TASK GOAL ▸
Look through the lines below and extract each one that contains "Shapes".

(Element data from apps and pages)
□ □ □

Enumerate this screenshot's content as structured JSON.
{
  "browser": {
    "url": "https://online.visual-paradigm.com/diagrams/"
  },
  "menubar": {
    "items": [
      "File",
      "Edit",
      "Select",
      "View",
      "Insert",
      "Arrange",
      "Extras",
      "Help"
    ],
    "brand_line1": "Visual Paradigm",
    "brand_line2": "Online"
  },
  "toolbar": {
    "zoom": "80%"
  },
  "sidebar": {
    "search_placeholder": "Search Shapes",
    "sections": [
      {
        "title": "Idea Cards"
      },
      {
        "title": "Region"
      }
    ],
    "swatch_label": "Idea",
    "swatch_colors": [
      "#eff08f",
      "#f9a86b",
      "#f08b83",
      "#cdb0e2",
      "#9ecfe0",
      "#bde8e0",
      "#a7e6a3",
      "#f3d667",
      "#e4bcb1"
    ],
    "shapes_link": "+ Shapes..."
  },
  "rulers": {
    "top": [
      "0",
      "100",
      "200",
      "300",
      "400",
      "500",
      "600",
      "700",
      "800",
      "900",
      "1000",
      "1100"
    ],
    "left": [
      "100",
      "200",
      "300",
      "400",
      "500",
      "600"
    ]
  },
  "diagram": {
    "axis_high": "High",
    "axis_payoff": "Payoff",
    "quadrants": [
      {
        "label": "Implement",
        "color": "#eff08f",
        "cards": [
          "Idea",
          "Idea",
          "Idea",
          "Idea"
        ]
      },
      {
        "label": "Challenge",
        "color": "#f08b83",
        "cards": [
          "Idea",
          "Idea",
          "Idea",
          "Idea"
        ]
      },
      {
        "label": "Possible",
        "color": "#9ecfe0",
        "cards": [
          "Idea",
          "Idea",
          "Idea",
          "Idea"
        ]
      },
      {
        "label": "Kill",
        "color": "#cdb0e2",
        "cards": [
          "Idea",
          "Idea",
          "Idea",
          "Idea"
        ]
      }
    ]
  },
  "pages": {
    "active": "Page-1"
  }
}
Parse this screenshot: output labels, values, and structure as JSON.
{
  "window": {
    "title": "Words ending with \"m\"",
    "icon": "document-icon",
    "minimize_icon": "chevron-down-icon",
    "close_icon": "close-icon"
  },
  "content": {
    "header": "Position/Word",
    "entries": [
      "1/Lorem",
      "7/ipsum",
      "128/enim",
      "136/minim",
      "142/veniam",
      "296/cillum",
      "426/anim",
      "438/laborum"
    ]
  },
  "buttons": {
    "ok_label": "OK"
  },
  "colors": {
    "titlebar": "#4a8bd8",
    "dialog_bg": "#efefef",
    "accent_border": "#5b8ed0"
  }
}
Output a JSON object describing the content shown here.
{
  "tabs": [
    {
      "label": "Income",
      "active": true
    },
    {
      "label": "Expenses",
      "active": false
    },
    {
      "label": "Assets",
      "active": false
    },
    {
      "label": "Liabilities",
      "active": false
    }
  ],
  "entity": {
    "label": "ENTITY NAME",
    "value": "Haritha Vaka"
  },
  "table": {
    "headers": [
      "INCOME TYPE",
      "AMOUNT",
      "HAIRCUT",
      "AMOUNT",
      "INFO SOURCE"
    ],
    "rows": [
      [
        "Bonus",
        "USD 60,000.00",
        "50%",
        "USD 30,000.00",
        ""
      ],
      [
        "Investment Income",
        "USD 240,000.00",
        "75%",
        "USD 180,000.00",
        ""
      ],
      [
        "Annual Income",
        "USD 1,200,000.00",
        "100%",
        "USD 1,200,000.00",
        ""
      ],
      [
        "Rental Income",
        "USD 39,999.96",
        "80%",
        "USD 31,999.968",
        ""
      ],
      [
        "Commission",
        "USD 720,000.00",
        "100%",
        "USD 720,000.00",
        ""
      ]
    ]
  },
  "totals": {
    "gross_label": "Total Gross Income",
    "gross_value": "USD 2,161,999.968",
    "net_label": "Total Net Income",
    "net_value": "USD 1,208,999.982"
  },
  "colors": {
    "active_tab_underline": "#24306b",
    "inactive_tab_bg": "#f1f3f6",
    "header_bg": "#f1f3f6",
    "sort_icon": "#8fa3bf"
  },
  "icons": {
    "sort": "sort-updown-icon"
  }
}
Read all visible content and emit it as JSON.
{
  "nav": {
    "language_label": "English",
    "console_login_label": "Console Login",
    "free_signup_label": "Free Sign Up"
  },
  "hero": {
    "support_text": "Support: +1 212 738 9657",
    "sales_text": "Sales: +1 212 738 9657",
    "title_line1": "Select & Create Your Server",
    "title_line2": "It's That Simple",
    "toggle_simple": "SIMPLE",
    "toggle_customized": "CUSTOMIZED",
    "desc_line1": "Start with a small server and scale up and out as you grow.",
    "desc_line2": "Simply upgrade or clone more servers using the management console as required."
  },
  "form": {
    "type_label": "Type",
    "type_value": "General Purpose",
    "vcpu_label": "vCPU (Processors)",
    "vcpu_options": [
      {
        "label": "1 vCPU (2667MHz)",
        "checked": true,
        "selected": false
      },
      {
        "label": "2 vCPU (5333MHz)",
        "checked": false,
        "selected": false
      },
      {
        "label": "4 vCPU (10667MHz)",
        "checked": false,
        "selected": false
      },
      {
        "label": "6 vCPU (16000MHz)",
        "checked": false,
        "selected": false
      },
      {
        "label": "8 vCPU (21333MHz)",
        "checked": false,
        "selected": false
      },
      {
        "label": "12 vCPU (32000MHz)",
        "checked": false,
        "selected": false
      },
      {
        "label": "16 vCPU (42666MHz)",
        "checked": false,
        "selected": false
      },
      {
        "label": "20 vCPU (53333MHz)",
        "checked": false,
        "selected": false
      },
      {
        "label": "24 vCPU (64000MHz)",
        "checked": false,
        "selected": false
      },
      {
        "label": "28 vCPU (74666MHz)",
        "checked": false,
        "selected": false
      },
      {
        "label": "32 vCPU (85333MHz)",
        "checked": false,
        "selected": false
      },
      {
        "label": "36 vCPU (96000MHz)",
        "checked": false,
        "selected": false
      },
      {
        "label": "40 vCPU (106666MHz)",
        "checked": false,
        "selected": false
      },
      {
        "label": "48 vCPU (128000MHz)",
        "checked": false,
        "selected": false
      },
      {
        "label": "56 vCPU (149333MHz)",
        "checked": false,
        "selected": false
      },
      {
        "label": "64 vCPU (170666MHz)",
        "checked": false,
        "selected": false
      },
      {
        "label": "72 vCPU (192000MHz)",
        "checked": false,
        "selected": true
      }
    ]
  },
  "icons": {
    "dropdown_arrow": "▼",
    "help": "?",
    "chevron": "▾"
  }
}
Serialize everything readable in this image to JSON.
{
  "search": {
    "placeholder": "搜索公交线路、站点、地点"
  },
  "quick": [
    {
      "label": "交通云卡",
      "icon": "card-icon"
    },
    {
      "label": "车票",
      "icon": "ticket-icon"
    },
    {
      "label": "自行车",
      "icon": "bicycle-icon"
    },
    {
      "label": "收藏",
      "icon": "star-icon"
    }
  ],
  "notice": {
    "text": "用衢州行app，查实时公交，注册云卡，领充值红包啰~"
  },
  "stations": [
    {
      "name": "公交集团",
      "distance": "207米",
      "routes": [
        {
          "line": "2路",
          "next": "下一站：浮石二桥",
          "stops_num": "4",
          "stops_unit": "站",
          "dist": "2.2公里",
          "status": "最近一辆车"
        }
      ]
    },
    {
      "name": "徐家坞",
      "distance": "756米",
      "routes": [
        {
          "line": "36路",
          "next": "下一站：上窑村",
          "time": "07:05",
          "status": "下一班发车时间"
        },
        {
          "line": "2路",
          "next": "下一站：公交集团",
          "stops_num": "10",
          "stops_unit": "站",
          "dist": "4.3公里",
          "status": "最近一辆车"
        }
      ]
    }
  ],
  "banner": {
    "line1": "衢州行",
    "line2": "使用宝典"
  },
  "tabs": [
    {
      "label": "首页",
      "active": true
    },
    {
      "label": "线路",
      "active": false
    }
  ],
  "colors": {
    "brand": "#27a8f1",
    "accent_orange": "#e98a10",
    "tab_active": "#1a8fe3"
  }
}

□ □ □

RESPONSE ▸
    "search_placeholder": "Search Shapes",
    "shapes_link": "+ Shapes..."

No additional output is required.